---------- Material shown ----------

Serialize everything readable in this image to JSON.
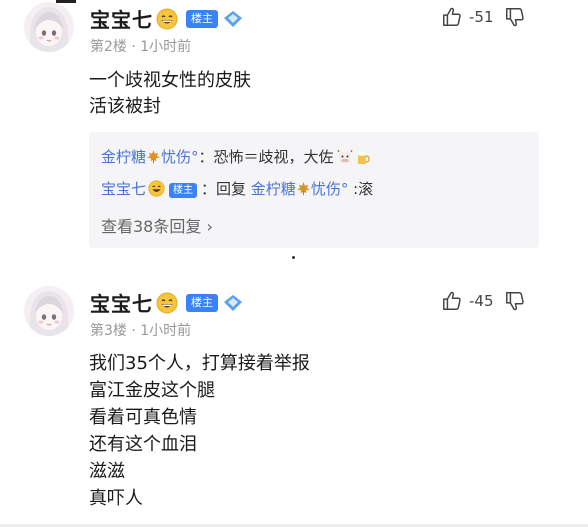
{
  "posts": [
    {
      "username": "宝宝七",
      "badge": "楼主",
      "meta": "第2楼 · 1小时前",
      "likes": "-51",
      "content": [
        "一个歧视女性的皮肤",
        "活该被封"
      ],
      "replies": [
        {
          "name": "金柠糖",
          "suffix": "忧伤°",
          "text": "：恐怖＝歧视，大佐"
        },
        {
          "name": "宝宝七",
          "badge": "楼主",
          "pre": "：回复 ",
          "target_name": "金柠糖",
          "target_suffix": "忧伤°",
          "text": " :滚"
        }
      ],
      "more_replies": "查看38条回复 ›"
    },
    {
      "username": "宝宝七",
      "badge": "楼主",
      "meta": "第3楼 · 1小时前",
      "likes": "-45",
      "content": [
        "我们35个人，打算接着举报",
        "富江金皮这个腿",
        "看着可真色情",
        "还有这个血泪",
        "滋滋",
        "真吓人"
      ]
    }
  ],
  "colors": {
    "badge": "#3b82f6",
    "link": "#4a73d6",
    "reply_bg": "#f5f5f7",
    "meta": "#999999"
  },
  "icons": [
    "avatar",
    "grin-emoji",
    "level-diamond-icon",
    "thumbs-up-icon",
    "thumbs-down-icon",
    "maple-leaf-icon",
    "beer-icon"
  ]
}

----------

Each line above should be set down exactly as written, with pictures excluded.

Serialize everything readable in this image to JSON.
{
  "posts": [
    {
      "username": "宝宝七",
      "badge": "楼主",
      "meta": "第2楼 · 1小时前",
      "likes": "-51",
      "content": [
        "一个歧视女性的皮肤",
        "活该被封"
      ],
      "replies": [
        {
          "name": "金柠糖",
          "suffix": "忧伤°",
          "text": "：恐怖＝歧视，大佐"
        },
        {
          "name": "宝宝七",
          "badge": "楼主",
          "pre": "：回复 ",
          "target_name": "金柠糖",
          "target_suffix": "忧伤°",
          "text": " :滚"
        }
      ],
      "more_replies": "查看38条回复 ›"
    },
    {
      "username": "宝宝七",
      "badge": "楼主",
      "meta": "第3楼 · 1小时前",
      "likes": "-45",
      "content": [
        "我们35个人，打算接着举报",
        "富江金皮这个腿",
        "看着可真色情",
        "还有这个血泪",
        "滋滋",
        "真吓人"
      ]
    }
  ],
  "colors": {
    "badge": "#3b82f6",
    "link": "#4a73d6",
    "reply_bg": "#f5f5f7",
    "meta": "#999999"
  },
  "icons": [
    "avatar",
    "grin-emoji",
    "level-diamond-icon",
    "thumbs-up-icon",
    "thumbs-down-icon",
    "maple-leaf-icon",
    "beer-icon"
  ]
}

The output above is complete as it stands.